BEGIN The data
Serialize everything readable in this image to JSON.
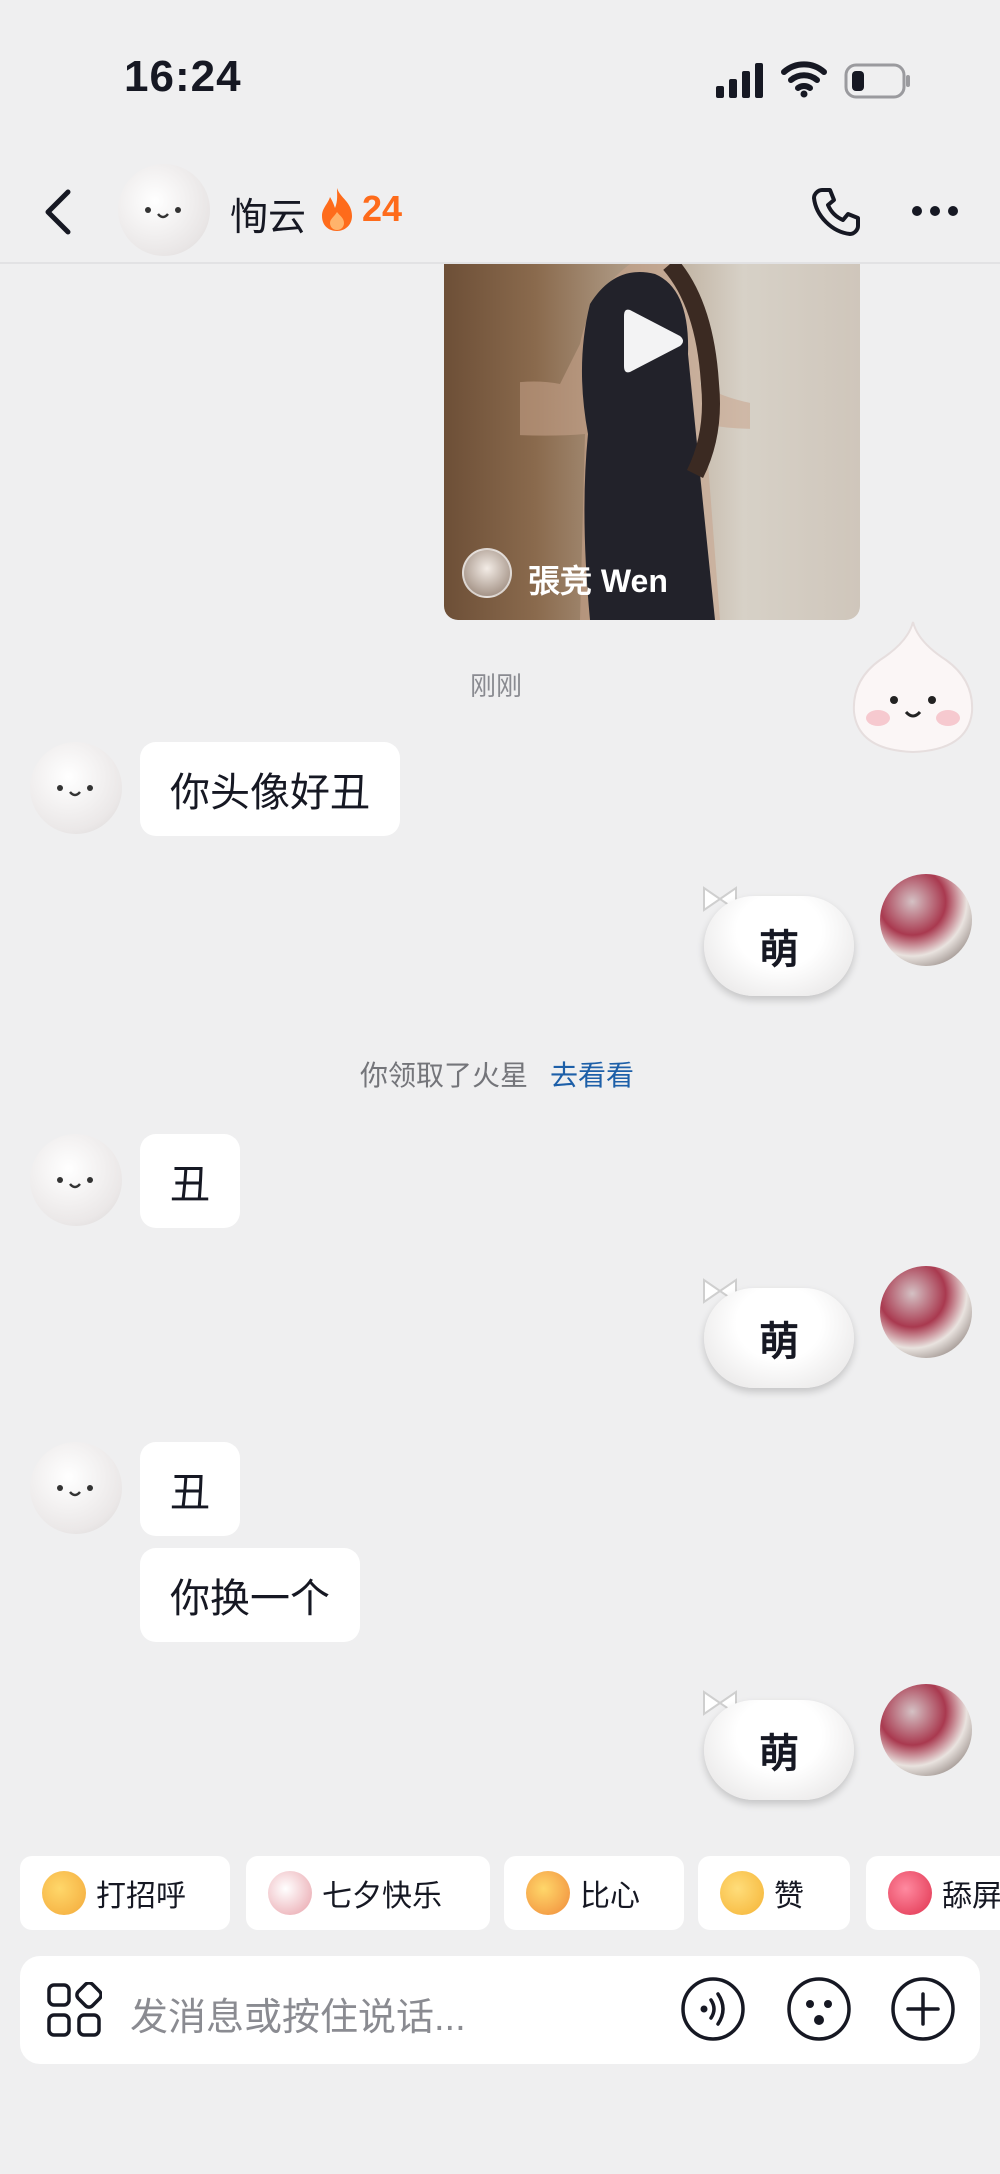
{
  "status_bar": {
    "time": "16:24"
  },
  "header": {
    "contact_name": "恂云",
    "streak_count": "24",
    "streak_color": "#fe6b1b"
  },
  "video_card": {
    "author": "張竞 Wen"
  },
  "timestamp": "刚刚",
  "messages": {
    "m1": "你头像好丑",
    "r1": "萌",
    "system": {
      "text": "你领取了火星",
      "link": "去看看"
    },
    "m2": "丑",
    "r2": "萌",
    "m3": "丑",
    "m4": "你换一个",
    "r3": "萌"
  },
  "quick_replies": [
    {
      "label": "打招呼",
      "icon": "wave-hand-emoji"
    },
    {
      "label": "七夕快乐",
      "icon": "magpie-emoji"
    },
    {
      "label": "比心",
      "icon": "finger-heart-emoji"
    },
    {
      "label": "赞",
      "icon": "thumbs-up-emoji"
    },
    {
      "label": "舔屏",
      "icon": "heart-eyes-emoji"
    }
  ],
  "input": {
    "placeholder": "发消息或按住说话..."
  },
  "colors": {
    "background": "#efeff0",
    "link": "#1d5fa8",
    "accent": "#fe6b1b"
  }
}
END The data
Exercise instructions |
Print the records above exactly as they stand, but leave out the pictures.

Exercise solution |
Serialize everything readable in this image to JSON.
{
  "status_bar": {
    "time": "16:24"
  },
  "header": {
    "contact_name": "恂云",
    "streak_count": "24",
    "streak_color": "#fe6b1b"
  },
  "video_card": {
    "author": "張竞 Wen"
  },
  "timestamp": "刚刚",
  "messages": {
    "m1": "你头像好丑",
    "r1": "萌",
    "system": {
      "text": "你领取了火星",
      "link": "去看看"
    },
    "m2": "丑",
    "r2": "萌",
    "m3": "丑",
    "m4": "你换一个",
    "r3": "萌"
  },
  "quick_replies": [
    {
      "label": "打招呼",
      "icon": "wave-hand-emoji"
    },
    {
      "label": "七夕快乐",
      "icon": "magpie-emoji"
    },
    {
      "label": "比心",
      "icon": "finger-heart-emoji"
    },
    {
      "label": "赞",
      "icon": "thumbs-up-emoji"
    },
    {
      "label": "舔屏",
      "icon": "heart-eyes-emoji"
    }
  ],
  "input": {
    "placeholder": "发消息或按住说话..."
  },
  "colors": {
    "background": "#efeff0",
    "link": "#1d5fa8",
    "accent": "#fe6b1b"
  }
}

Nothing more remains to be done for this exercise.